As inline inspection technology evolves, the way operators track tools through a pipeline should also evolve. Using multiple sensors to identify a pig passing an AGM is a proven way to improve the reliability of tracking.
In conventional tracking, a geophone and a transmitter-receiver system are used in combination. As the pig passes the AGM, the geophone will pick up the vibrations of the from the tool, which can then be heard by a field technician standing by on site. At the same time, the receiver will pick up a 22Hz signal from the transmitter installed on the tool. By combining the audible vibrations of the tool passing as well as the 22Hz signal, it’s possible to confirm the tool has passed a specific location. The technician on site then records the time and moves to the next site.
Although this method can be successful with highly-trained technicians, it is very susceptible to human error and doesn’t provide any recordable data to support the information provided by the technician.

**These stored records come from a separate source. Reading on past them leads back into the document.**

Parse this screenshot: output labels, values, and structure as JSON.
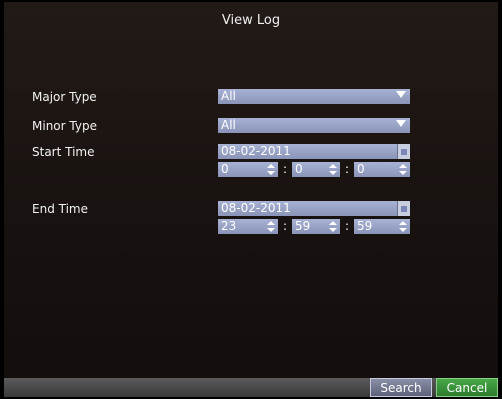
{
  "window": {
    "title": "View Log"
  },
  "fields": {
    "major_type": {
      "label": "Major Type",
      "value": "All"
    },
    "minor_type": {
      "label": "Minor Type",
      "value": "All"
    },
    "start_time": {
      "label": "Start Time",
      "date": "08-02-2011",
      "hour": "0",
      "minute": "0",
      "second": "0"
    },
    "end_time": {
      "label": "End Time",
      "date": "08-02-2011",
      "hour": "23",
      "minute": "59",
      "second": "59"
    }
  },
  "time_separator": ":",
  "buttons": {
    "search": "Search",
    "cancel": "Cancel"
  }
}
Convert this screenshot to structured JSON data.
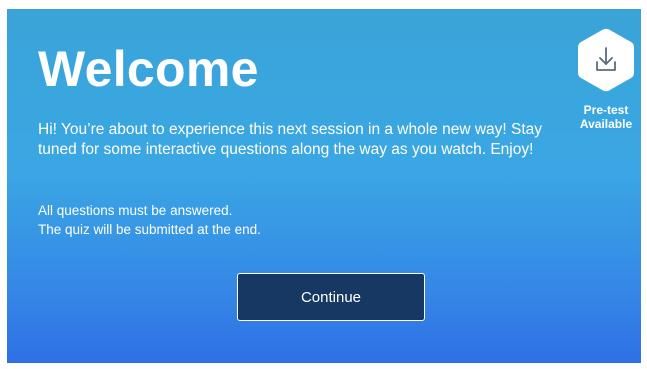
{
  "welcome": {
    "title": "Welcome",
    "intro": "Hi! You’re about to experience this next session in a whole new way! Stay tuned for some interactive questions along the way as you watch. Enjoy!",
    "notes": [
      "All questions must be answered.",
      "The quiz will be submitted at the end."
    ],
    "continue_label": "Continue"
  },
  "pretest": {
    "label_line1": "Pre-test",
    "label_line2": "Available",
    "icon": "download-icon"
  },
  "colors": {
    "background_top": "#3aa4d8",
    "background_bottom": "#2f6fe6",
    "button_fill": "#163863",
    "text": "#ffffff"
  }
}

While the geophone and transmitter were state-of-the-art 40 years ago, in the current digital era, using a system that relies solely on the ears of an operator is archaic and subject to user error. Using traditional tracking, the time of passage is completely dependent on the technician and when he or she decides it sounds like the pig has passed. Near roads, where cars are passing by, geophones can be very unreliable. Vibrations from moving cars can easily interfere with vibrations from the pig, essentially leaving the technician blindfolded. Additionally, the 22hz receiver can receive interference from power lines, vehicles, engines or any area with electrical currents.
To truly call an ILI program modern, the tracking of the tools should be defensible and technology-based. A modern system should use a combination of vibrational, magnetic and electromagnetic sensors, which can be cross-referenced to find the exact passage time. PureHM’s Armadillo AGMs use up to 7 sensors to track tools and record passage times. The data collected by the AGMs can be viewed in real-time by PureHM’s staff, and reviewed after a project to prove when the pig passed a specific location.
With hundreds of tracking runs completed for operators across North America, it’s safe to say that the Armadillo Tracking system provides the most reliable tracking for any type of pig, on any pipeline.